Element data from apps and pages
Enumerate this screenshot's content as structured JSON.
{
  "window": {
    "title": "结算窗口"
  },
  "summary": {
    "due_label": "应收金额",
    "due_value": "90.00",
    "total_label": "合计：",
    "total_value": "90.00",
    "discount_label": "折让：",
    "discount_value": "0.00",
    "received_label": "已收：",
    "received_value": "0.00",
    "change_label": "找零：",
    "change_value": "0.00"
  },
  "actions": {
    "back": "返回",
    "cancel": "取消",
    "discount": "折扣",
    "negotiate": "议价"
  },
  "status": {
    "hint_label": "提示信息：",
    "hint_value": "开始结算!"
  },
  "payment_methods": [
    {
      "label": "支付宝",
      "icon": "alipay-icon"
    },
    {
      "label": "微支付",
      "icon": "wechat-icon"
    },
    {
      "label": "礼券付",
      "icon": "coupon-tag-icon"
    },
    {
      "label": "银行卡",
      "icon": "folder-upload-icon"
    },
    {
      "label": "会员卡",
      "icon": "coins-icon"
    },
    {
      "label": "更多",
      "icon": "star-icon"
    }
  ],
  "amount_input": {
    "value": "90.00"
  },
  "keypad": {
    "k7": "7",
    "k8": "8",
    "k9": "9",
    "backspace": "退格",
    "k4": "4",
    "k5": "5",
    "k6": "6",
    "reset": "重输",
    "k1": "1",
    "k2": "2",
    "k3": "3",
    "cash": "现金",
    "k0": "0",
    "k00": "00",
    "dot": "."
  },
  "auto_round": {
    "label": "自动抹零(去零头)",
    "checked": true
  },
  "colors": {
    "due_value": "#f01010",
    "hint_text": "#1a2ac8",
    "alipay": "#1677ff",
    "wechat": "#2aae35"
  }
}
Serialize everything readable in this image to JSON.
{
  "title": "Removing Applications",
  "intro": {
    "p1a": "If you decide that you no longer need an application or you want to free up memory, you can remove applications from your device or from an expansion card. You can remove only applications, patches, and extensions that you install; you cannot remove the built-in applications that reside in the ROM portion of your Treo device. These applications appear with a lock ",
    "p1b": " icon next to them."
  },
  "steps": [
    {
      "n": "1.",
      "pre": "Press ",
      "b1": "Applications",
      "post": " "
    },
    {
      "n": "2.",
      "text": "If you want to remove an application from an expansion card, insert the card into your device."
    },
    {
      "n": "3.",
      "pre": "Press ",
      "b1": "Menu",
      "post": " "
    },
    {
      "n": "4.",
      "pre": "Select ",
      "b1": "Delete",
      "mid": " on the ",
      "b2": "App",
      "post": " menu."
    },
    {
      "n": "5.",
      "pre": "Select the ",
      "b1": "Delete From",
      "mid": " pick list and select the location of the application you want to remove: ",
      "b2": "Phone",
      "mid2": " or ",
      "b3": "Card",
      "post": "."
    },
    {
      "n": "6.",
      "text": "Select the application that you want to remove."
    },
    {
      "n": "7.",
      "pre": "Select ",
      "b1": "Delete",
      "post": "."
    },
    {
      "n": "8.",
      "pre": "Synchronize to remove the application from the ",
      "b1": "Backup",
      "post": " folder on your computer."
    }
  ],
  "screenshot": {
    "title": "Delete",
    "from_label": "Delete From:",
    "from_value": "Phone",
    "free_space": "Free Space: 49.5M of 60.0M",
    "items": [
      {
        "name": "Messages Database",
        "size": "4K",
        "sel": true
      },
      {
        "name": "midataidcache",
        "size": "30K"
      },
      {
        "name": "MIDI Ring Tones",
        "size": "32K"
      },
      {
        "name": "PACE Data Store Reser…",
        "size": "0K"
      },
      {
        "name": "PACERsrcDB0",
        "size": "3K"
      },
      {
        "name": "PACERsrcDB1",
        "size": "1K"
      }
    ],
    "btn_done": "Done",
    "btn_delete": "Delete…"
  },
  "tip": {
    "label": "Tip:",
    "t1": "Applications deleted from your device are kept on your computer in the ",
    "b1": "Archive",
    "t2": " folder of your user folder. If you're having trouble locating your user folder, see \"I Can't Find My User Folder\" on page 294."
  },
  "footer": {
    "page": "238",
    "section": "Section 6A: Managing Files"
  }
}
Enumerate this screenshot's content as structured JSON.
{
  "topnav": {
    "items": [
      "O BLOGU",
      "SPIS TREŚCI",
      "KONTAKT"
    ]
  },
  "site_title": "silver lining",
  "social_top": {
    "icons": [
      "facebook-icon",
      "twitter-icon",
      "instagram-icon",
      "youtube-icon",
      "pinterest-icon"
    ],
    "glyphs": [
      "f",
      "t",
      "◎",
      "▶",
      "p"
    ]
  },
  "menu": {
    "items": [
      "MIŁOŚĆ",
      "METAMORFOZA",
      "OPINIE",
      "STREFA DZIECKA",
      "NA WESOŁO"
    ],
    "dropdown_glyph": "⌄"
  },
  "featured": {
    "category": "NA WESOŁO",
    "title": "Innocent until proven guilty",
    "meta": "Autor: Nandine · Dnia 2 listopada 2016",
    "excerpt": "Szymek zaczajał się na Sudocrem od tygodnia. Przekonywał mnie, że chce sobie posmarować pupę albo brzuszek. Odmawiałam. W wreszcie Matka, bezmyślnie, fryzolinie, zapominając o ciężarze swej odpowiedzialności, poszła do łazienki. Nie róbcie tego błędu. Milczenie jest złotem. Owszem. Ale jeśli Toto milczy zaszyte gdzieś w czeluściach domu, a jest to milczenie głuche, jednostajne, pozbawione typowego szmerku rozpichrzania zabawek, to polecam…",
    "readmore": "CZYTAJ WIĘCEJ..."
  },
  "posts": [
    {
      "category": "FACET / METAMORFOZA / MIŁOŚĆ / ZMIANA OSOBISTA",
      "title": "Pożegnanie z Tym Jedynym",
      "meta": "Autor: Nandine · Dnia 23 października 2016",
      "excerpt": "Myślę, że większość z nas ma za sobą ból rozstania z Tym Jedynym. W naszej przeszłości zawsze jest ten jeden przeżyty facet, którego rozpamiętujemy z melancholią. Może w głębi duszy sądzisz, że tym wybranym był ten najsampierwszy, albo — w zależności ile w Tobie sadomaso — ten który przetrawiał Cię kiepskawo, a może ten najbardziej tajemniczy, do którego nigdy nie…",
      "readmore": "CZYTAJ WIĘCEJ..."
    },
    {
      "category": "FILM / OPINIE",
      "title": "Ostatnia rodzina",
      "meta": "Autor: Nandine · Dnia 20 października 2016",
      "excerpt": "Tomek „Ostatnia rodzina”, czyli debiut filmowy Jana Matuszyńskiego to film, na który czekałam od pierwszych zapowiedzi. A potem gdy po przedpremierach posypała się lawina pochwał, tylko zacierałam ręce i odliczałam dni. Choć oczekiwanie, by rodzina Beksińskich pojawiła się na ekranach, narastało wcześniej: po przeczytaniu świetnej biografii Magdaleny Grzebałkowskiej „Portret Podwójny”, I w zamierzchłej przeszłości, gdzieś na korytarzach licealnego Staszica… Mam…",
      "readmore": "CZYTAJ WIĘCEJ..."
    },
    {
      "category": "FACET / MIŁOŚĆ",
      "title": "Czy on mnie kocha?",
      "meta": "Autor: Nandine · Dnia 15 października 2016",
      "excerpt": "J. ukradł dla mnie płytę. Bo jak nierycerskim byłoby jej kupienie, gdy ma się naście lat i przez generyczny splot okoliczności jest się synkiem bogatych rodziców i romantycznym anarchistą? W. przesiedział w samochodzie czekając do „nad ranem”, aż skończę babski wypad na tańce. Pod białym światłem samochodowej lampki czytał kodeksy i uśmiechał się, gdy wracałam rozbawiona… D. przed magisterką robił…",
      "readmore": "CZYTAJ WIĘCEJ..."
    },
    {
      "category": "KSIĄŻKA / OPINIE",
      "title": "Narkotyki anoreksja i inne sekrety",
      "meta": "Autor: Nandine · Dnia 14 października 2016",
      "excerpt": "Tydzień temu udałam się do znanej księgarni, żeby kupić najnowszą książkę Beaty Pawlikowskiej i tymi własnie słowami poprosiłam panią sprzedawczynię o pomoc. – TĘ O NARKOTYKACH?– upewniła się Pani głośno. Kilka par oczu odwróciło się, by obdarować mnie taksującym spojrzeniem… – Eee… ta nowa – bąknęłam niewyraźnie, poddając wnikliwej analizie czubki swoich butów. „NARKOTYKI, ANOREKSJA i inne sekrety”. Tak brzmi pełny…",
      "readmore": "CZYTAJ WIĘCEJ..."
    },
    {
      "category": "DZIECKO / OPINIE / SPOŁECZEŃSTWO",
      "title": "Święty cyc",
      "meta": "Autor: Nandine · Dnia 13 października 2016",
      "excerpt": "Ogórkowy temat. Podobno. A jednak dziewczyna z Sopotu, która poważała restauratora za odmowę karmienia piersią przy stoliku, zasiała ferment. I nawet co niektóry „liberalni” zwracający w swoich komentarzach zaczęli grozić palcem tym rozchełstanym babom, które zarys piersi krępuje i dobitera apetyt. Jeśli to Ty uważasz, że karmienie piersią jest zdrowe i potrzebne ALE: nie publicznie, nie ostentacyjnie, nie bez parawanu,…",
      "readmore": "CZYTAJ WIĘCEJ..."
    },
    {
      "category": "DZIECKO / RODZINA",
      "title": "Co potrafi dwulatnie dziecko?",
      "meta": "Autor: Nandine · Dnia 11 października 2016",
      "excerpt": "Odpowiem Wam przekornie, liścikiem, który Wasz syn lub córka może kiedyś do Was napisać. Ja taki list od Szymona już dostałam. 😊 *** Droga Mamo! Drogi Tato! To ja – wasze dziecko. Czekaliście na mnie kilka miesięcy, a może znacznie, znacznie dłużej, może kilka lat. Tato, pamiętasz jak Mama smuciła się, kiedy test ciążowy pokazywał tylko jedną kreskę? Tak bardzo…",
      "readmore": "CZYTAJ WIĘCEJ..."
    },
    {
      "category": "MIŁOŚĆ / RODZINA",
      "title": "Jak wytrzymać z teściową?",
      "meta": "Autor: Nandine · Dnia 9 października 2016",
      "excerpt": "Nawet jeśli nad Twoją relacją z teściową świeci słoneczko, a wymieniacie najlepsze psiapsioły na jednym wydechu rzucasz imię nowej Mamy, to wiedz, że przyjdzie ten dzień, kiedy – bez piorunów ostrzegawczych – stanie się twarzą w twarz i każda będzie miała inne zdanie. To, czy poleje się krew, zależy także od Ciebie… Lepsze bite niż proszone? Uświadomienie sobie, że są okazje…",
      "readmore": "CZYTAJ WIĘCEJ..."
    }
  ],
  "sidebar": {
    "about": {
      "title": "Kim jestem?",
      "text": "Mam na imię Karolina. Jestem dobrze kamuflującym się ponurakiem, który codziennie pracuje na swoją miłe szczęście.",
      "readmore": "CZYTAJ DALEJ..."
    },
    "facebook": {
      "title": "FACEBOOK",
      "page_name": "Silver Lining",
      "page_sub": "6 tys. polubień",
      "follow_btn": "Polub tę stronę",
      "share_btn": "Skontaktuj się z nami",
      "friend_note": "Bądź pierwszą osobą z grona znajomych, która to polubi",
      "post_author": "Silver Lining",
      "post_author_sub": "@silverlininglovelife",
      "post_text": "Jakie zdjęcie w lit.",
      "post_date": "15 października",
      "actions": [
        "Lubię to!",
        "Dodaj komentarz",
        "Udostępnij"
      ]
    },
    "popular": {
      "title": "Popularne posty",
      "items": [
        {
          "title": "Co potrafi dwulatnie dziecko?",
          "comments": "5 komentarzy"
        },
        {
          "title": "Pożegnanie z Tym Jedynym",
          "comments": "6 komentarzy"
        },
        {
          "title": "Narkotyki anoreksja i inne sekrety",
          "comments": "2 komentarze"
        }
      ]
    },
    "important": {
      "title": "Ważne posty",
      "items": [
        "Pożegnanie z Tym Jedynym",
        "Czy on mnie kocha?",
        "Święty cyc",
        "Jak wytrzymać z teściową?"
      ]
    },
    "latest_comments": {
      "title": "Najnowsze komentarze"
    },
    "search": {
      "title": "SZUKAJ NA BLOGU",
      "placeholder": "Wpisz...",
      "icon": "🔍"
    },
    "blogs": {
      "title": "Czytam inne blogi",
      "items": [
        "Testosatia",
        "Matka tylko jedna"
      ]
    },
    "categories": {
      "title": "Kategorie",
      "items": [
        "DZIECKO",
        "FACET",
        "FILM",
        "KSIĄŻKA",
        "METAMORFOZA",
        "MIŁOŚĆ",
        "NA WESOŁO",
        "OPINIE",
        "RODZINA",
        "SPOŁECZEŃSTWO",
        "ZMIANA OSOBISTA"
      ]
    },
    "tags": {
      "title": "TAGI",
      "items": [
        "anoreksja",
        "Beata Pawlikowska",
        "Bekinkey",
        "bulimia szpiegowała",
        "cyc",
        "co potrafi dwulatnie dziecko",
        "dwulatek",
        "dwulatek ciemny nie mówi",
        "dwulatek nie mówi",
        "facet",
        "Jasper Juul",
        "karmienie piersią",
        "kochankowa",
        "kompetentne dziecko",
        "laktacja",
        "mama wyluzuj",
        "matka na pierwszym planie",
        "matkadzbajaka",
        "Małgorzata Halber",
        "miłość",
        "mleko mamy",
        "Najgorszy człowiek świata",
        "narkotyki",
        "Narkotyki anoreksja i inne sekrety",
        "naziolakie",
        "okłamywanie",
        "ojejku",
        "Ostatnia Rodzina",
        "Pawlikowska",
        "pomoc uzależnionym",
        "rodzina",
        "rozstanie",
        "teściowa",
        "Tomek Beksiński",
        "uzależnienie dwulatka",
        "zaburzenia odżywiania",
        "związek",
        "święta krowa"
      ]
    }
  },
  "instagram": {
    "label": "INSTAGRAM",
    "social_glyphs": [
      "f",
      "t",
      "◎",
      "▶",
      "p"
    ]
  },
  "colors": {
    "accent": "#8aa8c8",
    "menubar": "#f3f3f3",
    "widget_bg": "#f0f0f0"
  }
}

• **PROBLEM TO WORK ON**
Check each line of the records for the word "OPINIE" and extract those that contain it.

• **RESULT BELOW**
      "OPINIE",
      "category": "FILM / OPINIE",
      "category": "KSIĄŻKA / OPINIE",
      "category": "DZIECKO / OPINIE / SPOŁECZEŃSTWO",
        "OPINIE",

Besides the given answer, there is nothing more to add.